Will all organisms with the same 3 nucleotide sequence in the codon produce the same exact same amino acid. I read that the three nucleotide sequence will code for a particular amino acid. I did not understand if that is the case across organisms. Can someone explain this in simple terms.
Although the answer to this question may be found in Mitochondrial Genetic code, because that answer is primarily about mitochondrial genetic codes, I shall give a more directed answer here.
Because the same genetic code that was elucidated in bacteria was found to apply to higher eukaryotes, it was initially assumed that the genetic code was universal, and was referred to as such. Subsequently it was discovered that mitochondria did not generally employ this ‘universal’ code, which is now usually referred to as the ‘standard’ code — indeed different mitochondrial codes were found in different organisms.
However the question seems to be more concerned with the genetic codes of bacteria and the nuclear genetic codes of eukaryotes.
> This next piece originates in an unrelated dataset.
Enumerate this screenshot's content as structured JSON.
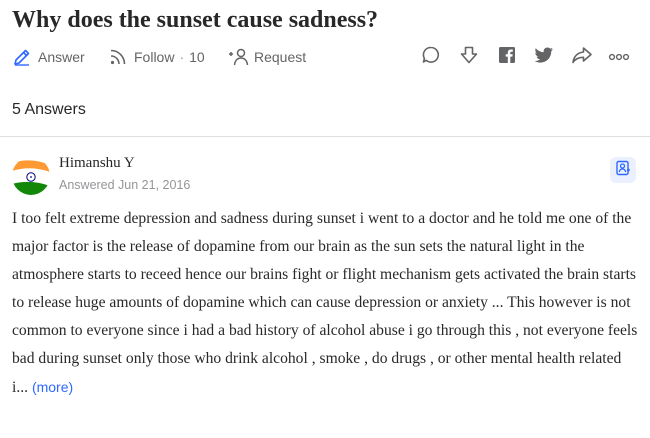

Here also there are deviations from the standard genetic code, which can be found listed either on this Wikipedia page or at NCBI.
Below are some examples from the NCBI list (where references may be found) with the standard coding in parentheses:
Mycoplasma UGA Trp (Ter) Ciliates, Dasycladacean and Hexamita UAA Gln (Ter) UAG Gln (Ter) Euplotidae UGA Cys (Ter) Candidate Division SR1, Gracilibacteria UGA Gly (Ter) Pachysolen tannophilus CUG Ala (Leu)